Monday, March 3, 2014

Strong Poison, Dorothy Sayers

Lord Peter Wimsey makes his fifth novel-length appearance in Dorothy Sayers' Strong Poison (1930). Having read (1) the series out of order and having read the eleventh book -- Busman's Honeymoon (1937) -- most recently, it came as something of a shock to find Wimsey's confederate Miss Climpson hanging the jury trying Wimsey's beloved Harriet Vane for the arsenic poisoning of her former lover (2). As it turns out, of course, Vane and Wimsey are only just beginning their long courtship.

Even though Sayers was only 37 when Strong Poison was published, she reveals an interesting concern about growing older. At one point, Wimsey says
"Give me good food and a little air to breathe and I will caper, goat-like, to a dishonourable old age. People will point me out, as I creep, bald and yellow and supported by discreet corsetry, into the night-clubs of my great-grandchildren, and they'll say, 'Look, darling! that's the wicked Lord Peter, celebrated for never having spoken a reasonable word for the last ninety-six years. He was the only aristocrat who escaped the guillotine in the revolution of 1960."
At another point, the omniscient narrator says, "when [Wimsey] was an old man," which begs the question: From whence is Strong Poison being narrated?
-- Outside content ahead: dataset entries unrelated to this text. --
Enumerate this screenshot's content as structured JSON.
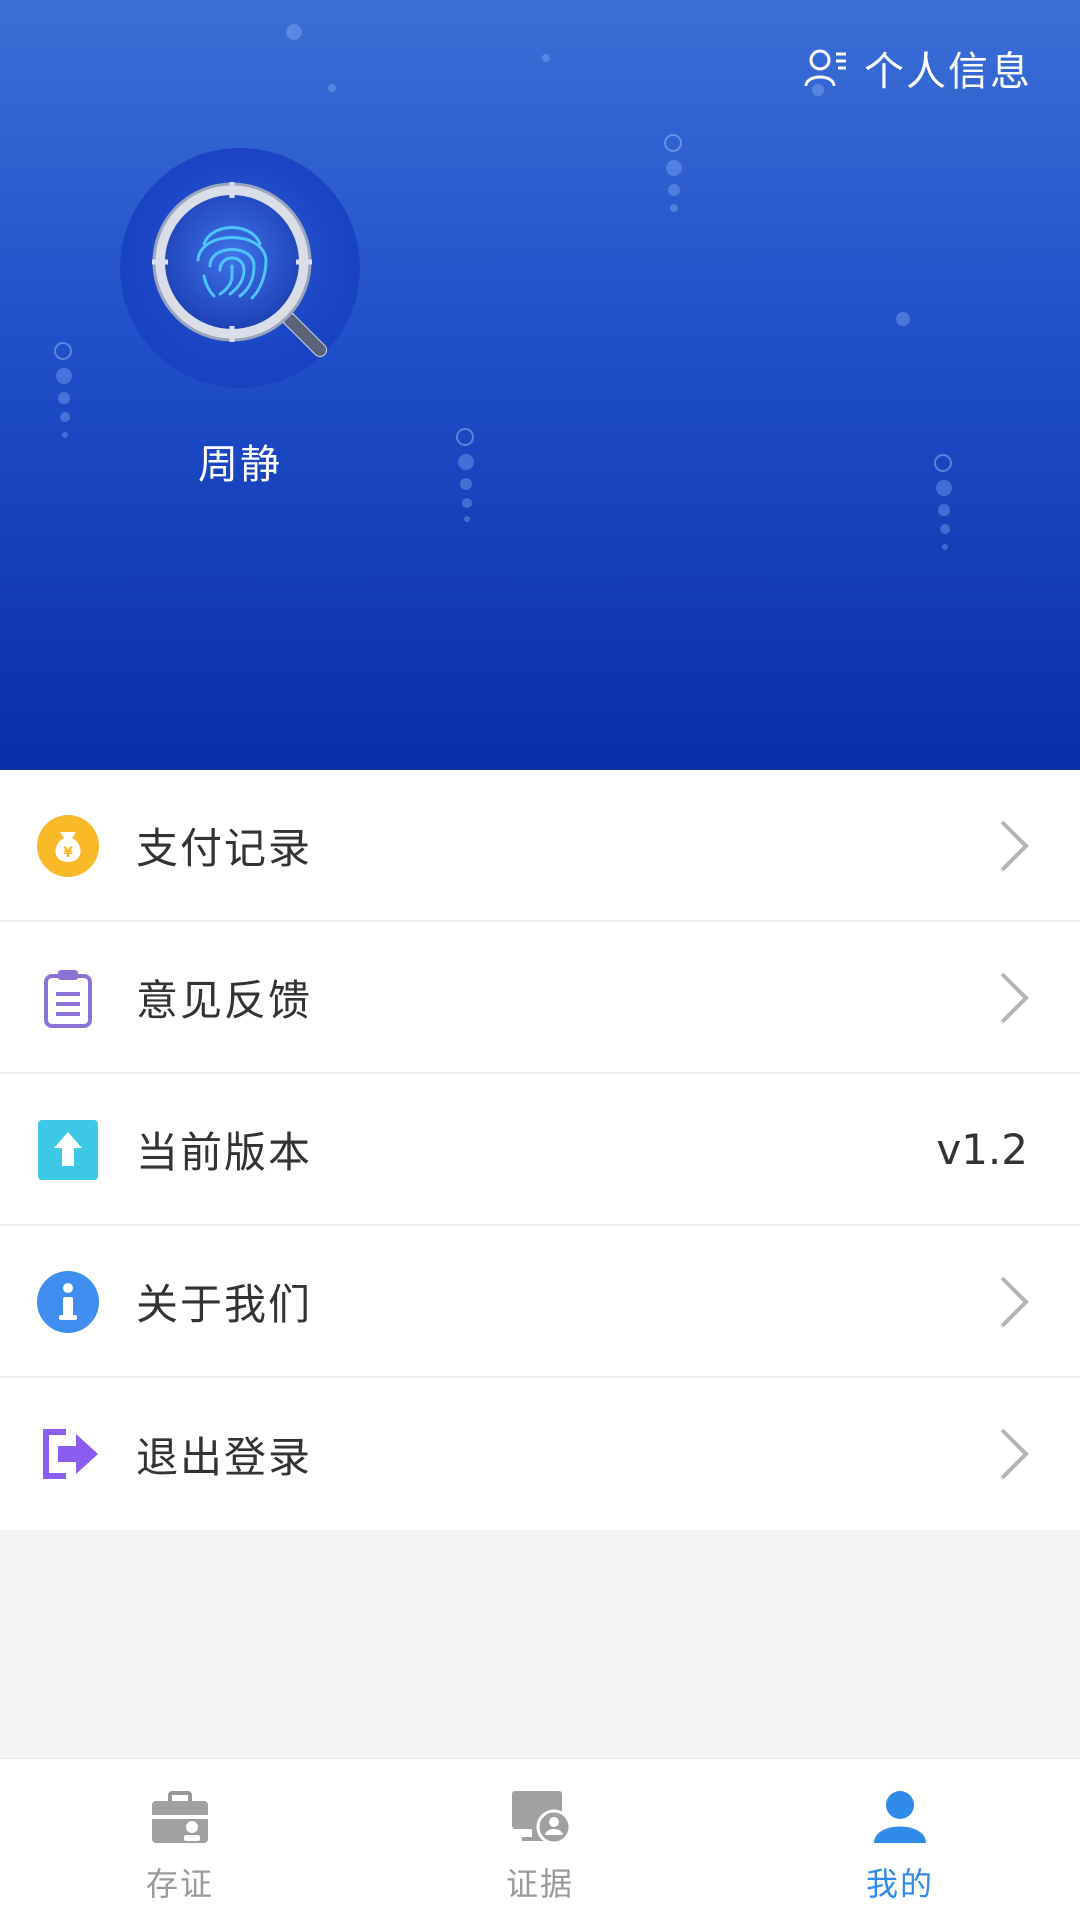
{
  "header": {
    "profile_link_label": "个人信息",
    "username": "周静"
  },
  "menu": {
    "items": [
      {
        "label": "支付记录",
        "icon": "money-bag-icon"
      },
      {
        "label": "意见反馈",
        "icon": "clipboard-icon"
      },
      {
        "label": "当前版本",
        "icon": "upload-arrow-icon",
        "value": "v1.2"
      },
      {
        "label": "关于我们",
        "icon": "info-icon"
      },
      {
        "label": "退出登录",
        "icon": "logout-icon"
      }
    ]
  },
  "bottom_nav": {
    "items": [
      {
        "label": "存证",
        "icon": "briefcase-icon",
        "active": false
      },
      {
        "label": "证据",
        "icon": "monitor-user-icon",
        "active": false
      },
      {
        "label": "我的",
        "icon": "person-icon",
        "active": true
      }
    ]
  },
  "colors": {
    "header_top": "#3b6fd6",
    "header_bottom": "#0a2ea8",
    "active_tab": "#2f8ae8",
    "inactive_tab": "#9a9a9a",
    "money_icon": "#f9b928",
    "clipboard_icon": "#8a72d6",
    "upload_icon": "#3cc8e6",
    "info_icon": "#3f8ef0",
    "logout_icon": "#8a5cf0"
  }
}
I suppose Sayers was trying to distance herself from her time, which as this scene from a Bohemian musical performance illustrates, Sayers found rather silly:
"Bah!" said a voice in Wimsey's ear, as the cadaverous man turned away, "it is nothing. Bourgeois music. Programme music. Pretty! -— You should hear Vrilovitch's 'Ecstasy on the letter Z.' That is pure vibration with no antiquated pattern in it. Stanislas -— he thinks much of himself, but it is old as the hills —- you can sense the resolution at the back of all his discords. Mere harmony in camouflage. Nothing in it. But he takes them all in because he has red hair and reveals his bony structure."
Strong Poison features Miss Climpson perhaps a little too much -- though her Ouija board endeavors are amusing (and certainly seem to have inspired Patricia Wentworth's 1941 Weekend With Death, reviewed below) -- but moves along a quite a brisk pace and sets the scene for better books to follow, i.e. Gaudy Night.

Three daggers out of four.

(1) Counting here having listened to the audiobook of The Five Red Herrings as having "read" it.

(2) As much as a plot-summary as I intend to do in the reviews on this blog.


  1. Very interesting point about when the narrator is speaking from, though I am always tempted to put this down as sheer affectation of Sayers' part ...

  2. I find that I enjoy Sayers' writing and I like Lord Peter a good deal, but for me her books just don't quite make it as detective stories. That's particularly the case with this book.